RECORD EXCERPTS —
╭──
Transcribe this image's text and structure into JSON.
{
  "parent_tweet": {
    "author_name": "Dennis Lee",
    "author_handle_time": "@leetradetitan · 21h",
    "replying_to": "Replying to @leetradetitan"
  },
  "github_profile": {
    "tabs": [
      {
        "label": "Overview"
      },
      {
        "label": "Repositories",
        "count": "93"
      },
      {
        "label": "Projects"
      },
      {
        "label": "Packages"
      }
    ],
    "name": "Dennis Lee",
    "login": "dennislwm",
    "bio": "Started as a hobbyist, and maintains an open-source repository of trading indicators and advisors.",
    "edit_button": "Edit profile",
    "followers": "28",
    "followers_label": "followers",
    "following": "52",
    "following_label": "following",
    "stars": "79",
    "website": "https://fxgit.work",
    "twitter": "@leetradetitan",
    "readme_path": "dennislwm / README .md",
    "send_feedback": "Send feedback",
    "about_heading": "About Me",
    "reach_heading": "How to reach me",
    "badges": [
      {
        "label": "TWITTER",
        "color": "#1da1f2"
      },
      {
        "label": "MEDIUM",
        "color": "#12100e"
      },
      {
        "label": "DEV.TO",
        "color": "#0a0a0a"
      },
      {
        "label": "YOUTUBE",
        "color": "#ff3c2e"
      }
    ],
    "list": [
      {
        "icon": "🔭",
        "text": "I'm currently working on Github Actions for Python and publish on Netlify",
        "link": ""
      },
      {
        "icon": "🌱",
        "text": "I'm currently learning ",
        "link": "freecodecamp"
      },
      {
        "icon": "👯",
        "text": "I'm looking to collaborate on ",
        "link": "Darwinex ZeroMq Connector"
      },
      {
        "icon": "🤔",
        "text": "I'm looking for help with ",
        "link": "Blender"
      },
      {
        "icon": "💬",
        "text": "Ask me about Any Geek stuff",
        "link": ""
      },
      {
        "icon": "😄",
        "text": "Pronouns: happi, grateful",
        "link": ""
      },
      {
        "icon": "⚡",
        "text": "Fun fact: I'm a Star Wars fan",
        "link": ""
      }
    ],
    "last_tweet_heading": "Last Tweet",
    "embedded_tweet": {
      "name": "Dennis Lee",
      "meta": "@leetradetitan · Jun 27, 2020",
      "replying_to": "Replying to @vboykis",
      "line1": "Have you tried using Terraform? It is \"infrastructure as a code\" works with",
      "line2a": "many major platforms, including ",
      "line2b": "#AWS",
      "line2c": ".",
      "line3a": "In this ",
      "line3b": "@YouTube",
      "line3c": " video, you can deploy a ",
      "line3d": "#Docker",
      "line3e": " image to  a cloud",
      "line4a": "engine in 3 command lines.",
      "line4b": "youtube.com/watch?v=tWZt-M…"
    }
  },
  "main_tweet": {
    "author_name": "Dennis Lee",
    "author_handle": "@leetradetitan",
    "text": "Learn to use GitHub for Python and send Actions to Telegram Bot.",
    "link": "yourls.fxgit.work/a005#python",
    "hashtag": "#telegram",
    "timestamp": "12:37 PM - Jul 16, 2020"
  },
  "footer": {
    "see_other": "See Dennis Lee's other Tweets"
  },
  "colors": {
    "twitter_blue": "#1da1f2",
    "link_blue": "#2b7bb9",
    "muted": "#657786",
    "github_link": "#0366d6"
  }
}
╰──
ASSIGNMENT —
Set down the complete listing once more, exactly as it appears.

SOLUTION TO THE PROBLEM —
Transcribe this image's text and structure into JSON.
{
  "parent_tweet": {
    "author_name": "Dennis Lee",
    "author_handle_time": "@leetradetitan · 21h",
    "replying_to": "Replying to @leetradetitan"
  },
  "github_profile": {
    "tabs": [
      {
        "label": "Overview"
      },
      {
        "label": "Repositories",
        "count": "93"
      },
      {
        "label": "Projects"
      },
      {
        "label": "Packages"
      }
    ],
    "name": "Dennis Lee",
    "login": "dennislwm",
    "bio": "Started as a hobbyist, and maintains an open-source repository of trading indicators and advisors.",
    "edit_button": "Edit profile",
    "followers": "28",
    "followers_label": "followers",
    "following": "52",
    "following_label": "following",
    "stars": "79",
    "website": "https://fxgit.work",
    "twitter": "@leetradetitan",
    "readme_path": "dennislwm / README .md",
    "send_feedback": "Send feedback",
    "about_heading": "About Me",
    "reach_heading": "How to reach me",
    "badges": [
      {
        "label": "TWITTER",
        "color": "#1da1f2"
      },
      {
        "label": "MEDIUM",
        "color": "#12100e"
      },
      {
        "label": "DEV.TO",
        "color": "#0a0a0a"
      },
      {
        "label": "YOUTUBE",
        "color": "#ff3c2e"
      }
    ],
    "list": [
      {
        "icon": "🔭",
        "text": "I'm currently working on Github Actions for Python and publish on Netlify",
        "link": ""
      },
      {
        "icon": "🌱",
        "text": "I'm currently learning ",
        "link": "freecodecamp"
      },
      {
        "icon": "👯",
        "text": "I'm looking to collaborate on ",
        "link": "Darwinex ZeroMq Connector"
      },
      {
        "icon": "🤔",
        "text": "I'm looking for help with ",
        "link": "Blender"
      },
      {
        "icon": "💬",
        "text": "Ask me about Any Geek stuff",
        "link": ""
      },
      {
        "icon": "😄",
        "text": "Pronouns: happi, grateful",
        "link": ""
      },
      {
        "icon": "⚡",
        "text": "Fun fact: I'm a Star Wars fan",
        "link": ""
      }
    ],
    "last_tweet_heading": "Last Tweet",
    "embedded_tweet": {
      "name": "Dennis Lee",
      "meta": "@leetradetitan · Jun 27, 2020",
      "replying_to": "Replying to @vboykis",
      "line1": "Have you tried using Terraform? It is \"infrastructure as a code\" works with",
      "line2a": "many major platforms, including ",
      "line2b": "#AWS",
      "line2c": ".",
      "line3a": "In this ",
      "line3b": "@YouTube",
      "line3c": " video, you can deploy a ",
      "line3d": "#Docker",
      "line3e": " image to  a cloud",
      "line4a": "engine in 3 command lines.",
      "line4b": "youtube.com/watch?v=tWZt-M…"
    }
  },
  "main_tweet": {
    "author_name": "Dennis Lee",
    "author_handle": "@leetradetitan",
    "text": "Learn to use GitHub for Python and send Actions to Telegram Bot.",
    "link": "yourls.fxgit.work/a005#python",
    "hashtag": "#telegram",
    "timestamp": "12:37 PM - Jul 16, 2020"
  },
  "footer": {
    "see_other": "See Dennis Lee's other Tweets"
  },
  "colors": {
    "twitter_blue": "#1da1f2",
    "link_blue": "#2b7bb9",
    "muted": "#657786",
    "github_link": "#0366d6"
  }
}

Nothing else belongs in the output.